Moving into 1800, gardening petered down to the bourgeoisie as a civic and personal craze, as Public Parks, Private Gardens delineates, also through a multi-media presentation that includes botanical illustrations, photographs, diagrams, popular prints, glassware, ceramics, and period gardening accoutrements, as well as painting.  Not unexpectedly, Impressionism reigns. It’s hard to believe that such lovely flowery fluff was once considered art-radical.  Repros inevitably dull the continued fresh-air ambiance and semblance of synaesthetics in the fragrant foliage depicted in work by the original practitioners gathered here, along with bold heritors like Van Gogh and (finally here) Matisse.

Mary Cassatt, Lilacs in a Window (1880-83); in the Public Parks/Private Gardens exhibition, summer 2018 (image from The Met’s Collection database)

 

 

Form vs. Bodily Function: Henri Matisse and Robert Gober Shows at MoMA

(both through early 2015)

In many ways, these two shows jointly display the polar opposite outer limits of what (Western) art has encompassed over the past century (roughly). Virtually the only thing that joins them here are MoMA’s ticket prices (no joke; it’s all-in-one visits, for better or worse).

Matisse: close-up time for the famed “cut-outs,” for which,  needless to say,  we (artsy folk) have been long and well primed.  I was all set to admire them breezily, secretly precipitating an inner “meh” after decades of deconstructing and reconstructing (and back again) various aspects of the oeuvre in general. I was way off—and, dare I say, (sure) blown away.

The chroma-brilliant, extensive floor-to-ceiling display of leafy squiggles, spirals, squirts, stars, sea creatures and hand-hewn geometry brings a whole new connotation to the how-little-can-I-get-away-with-and-exploit-to-the-max approach to art—in the just-form-but-what-form genus. The universally (yes) acclaimed jazzy dancers and circuses bounce around the walls; watery scenarios especially stand out—all of it, equal parts autonomy and carefully eyed and adjusted placements of raw-cut, rainbow-hued shapes, from miniscule to monumental.  Some of the less familiar (to me) were mural-scale works featuring semi-schematic arrangements of skewed, simplified objects and forms from nature, suggesting, but never quite becoming, all-over abstraction, as well as coded, semiotic fields. A room of the fragmented blue nudes evoke the forthcoming ones from Yves Kleins more than ever (not least in eliding respective metaphoric and literal use of women’s bodies), but here, Matisse really gets off with a “never mind” due to his inimitable anthropomorphic puzzle-ry.  His diversity within the intuitive boundaries of his late-discovered, shape-shifting discipline dazzles.  The exhibition is amply informative on technique, including footage of the cagey, quietly cranky old artist communing with his assistants, scraps, and shears.
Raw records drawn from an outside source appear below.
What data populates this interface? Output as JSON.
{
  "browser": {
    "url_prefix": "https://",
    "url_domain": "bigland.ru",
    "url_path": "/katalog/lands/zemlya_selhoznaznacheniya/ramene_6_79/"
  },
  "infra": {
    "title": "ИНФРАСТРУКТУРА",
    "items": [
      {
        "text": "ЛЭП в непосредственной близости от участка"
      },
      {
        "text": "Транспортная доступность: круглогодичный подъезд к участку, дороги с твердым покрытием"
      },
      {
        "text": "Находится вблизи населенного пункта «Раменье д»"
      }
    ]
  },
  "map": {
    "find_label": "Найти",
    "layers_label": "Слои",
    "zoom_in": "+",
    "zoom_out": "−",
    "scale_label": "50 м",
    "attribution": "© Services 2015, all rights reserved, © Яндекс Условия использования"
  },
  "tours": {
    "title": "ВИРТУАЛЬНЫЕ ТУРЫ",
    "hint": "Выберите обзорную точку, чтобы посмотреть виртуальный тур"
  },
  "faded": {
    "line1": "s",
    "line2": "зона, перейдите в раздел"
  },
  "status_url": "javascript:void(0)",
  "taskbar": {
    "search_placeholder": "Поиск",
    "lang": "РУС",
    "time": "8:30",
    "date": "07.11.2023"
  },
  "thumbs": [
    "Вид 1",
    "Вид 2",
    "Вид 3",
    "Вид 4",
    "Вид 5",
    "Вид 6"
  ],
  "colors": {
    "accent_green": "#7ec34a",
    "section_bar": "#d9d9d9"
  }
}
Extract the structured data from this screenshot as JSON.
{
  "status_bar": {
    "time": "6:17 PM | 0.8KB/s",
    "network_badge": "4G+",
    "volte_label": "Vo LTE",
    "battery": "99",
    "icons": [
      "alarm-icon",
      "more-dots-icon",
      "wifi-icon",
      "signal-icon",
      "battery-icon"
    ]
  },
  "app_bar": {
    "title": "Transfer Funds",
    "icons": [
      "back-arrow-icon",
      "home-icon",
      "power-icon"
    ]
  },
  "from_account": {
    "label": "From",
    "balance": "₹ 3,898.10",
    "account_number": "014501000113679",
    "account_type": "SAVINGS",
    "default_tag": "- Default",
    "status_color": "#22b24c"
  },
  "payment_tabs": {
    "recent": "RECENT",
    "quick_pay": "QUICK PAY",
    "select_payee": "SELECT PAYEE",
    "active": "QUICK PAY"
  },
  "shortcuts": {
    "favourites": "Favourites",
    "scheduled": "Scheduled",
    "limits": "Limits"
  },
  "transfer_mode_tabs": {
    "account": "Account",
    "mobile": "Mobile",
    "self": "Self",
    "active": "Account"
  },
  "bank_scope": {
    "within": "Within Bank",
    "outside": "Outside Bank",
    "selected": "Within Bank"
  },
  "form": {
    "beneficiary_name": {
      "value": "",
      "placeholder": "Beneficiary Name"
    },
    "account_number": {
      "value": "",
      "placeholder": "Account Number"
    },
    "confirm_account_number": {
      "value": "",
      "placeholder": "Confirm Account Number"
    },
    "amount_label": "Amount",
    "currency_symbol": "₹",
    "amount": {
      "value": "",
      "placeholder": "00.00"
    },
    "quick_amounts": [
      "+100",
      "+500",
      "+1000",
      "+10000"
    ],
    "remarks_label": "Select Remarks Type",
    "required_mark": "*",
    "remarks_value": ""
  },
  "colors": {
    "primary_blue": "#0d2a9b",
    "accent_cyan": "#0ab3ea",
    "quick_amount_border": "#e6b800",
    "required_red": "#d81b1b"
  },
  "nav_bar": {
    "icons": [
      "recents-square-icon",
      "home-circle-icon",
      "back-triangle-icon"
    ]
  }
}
Gober, well, he’s definitely out there—has been from the beginning of his public art career in the ‘80s. It’s a Freudian field day–in America, for sure–with sinisterly reconfigured baby cribs, signature hand-fabricated kitchen sinks popping up everywhere, and hairy prosthetic legs sprouting candles, not to mention penises, and even a few vaginas. Some partial bodies are hidden behind half-open doors in spaces cut off from viewers; and one gallery has been transformed into a painted Freudian forest, punctuated by an over-sized synthetic cigar sculpture among other “fetish” objects in its environs. Most of the work adds up (as far as content) – what doesn’t, well, there’s plenty on view in this mid-career retro.   You get the main idea/s, because Gober never lets up with his intensely human grotesqueries, which sometimes represent missing, or absent souls: longing, lost innocence, the brevity and fragility of childhood, metaphors of cleanliness linked to sex, illness, disaster, death, commemoration. It’s an impressively brave oeuvre and approaches in places the sublime (in lieu of the beautiful).  The coup de grace is a Christ-figure fountain with water shooting from the nipples.  Pain, renewal, Surrealism.